[8] Ferrans CE. Ferrans and Powers quality of life index Available at: http: //wwwuicedu/orgs/qli/ [Accessed April 1, 2014] 1996.
[9] Ware JE. SF-36 health survey update Available at: http: //wwwsf- 36org/tools/sf36shtml [Accessed April 1, 2014]
[10] Ware JE Jr, Sherbourne CD. The MOS 36-item short-form health survey (SF-36). I. Conceptual framework and item selection Med Care 1992; 30(6): 473-83.
[11] Ferrans CE, Powers MJ. Psychometric assessment of the quality of life index Res Nurs Health 1992; 15(1): 29-38.
[12] Pacifico A, Hohnloser SH, Williams JH, et al. For the d, l-Sotalol Implantable Cardioverter-Defibrillator (SICD) Study Group.
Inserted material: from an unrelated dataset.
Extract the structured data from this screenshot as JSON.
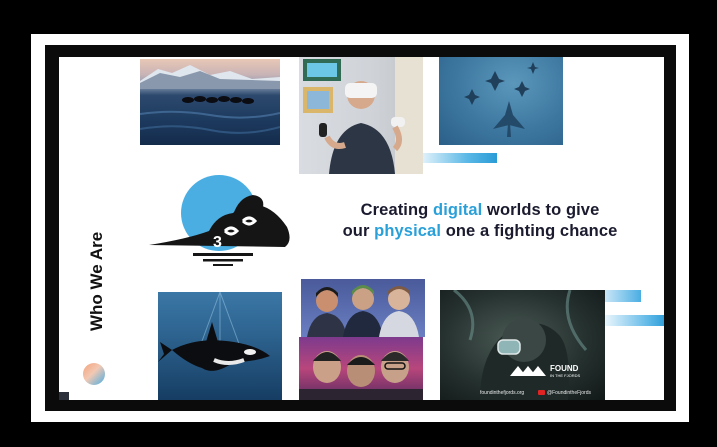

Prevention of implantable-defibrillator shocks by treatment with sotalol N Engl J Med 1999; 340: 1855-62.
[13] Schron EB, Exner DV, Yao Q, et al. Quality of life in the antiarrhythmics versus implantable defibrillators trial: impact of therapy and influence of adverse symptoms and defibrillator shocks Circulation 2002; 105(5): 589-94.
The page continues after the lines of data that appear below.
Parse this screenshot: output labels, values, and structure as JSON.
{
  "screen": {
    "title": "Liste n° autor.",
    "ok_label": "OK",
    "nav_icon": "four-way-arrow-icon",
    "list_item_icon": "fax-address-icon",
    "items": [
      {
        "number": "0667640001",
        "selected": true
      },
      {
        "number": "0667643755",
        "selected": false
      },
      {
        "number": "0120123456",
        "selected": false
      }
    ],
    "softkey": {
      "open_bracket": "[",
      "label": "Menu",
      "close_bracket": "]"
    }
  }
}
[14] Liang KY, Zeger SL. Longitudinal data analyses using generalized linear models Biometrika 1989; 73: 13-22.
[15] Albert PS. Longitudinal data analysis (repeated measures) in clinical trials Stat Med 1999; 18(13): 1707-32.
[16] Wathen MS, DeGroot PJ, Sweeney MO, et al. Prospective randomized multicenter trial of empirical antitachycardia pacing versus shocks for spontaneous rapid ventricular tachycardia in patients with implantable cardioverter-defibrillators: Pacing Fast Ventricular Tachycardia Reduces Shock Therapies (PainFREE Rx II) trial results Circulation 2004; 110(17): 2591-6.
[17] Ganga HV, Noyes A, White CM, Kluger J. Magnesium adjunctive therapy in atrial arrhythmias Pacing Clin Electrophysiol 2013; 36(10): 1308-18.
[18] Henyan N, Gillespie E, White CM, et al. Impact of intravenous magnesium on post cardiothoracic surgery atrial fibrillation: A Meta-Analysis Ann Thorac Surg 2005; 80(6): 2402-6.
[19] Piotrowski AA, Kalus JS. Magnesium for the treatment and prevention of atrial tachyarrhythmias Pharmacotherapy 2004; 24(7): 879-95.
[20] Mag-Tab SR. (Magnesium L Lactate) package insert. Roanoke, TX: Niche Pharmaceuticals 2002.
[21] Haigney MC, Silver B, Tanglao E, et al. Noninvasive measurement of tissue magnesium and correlation with cardiac levels Circulation 1995; 92(8): 2190-7.
[22] Haigney MC, Wei S, Kääb S, et al. Loss of cardiac magnesium in experimental heart failure prolongs and destabilizes repolarization in dogs J Am Coll Cardiol 1998; 31(3): 701-6.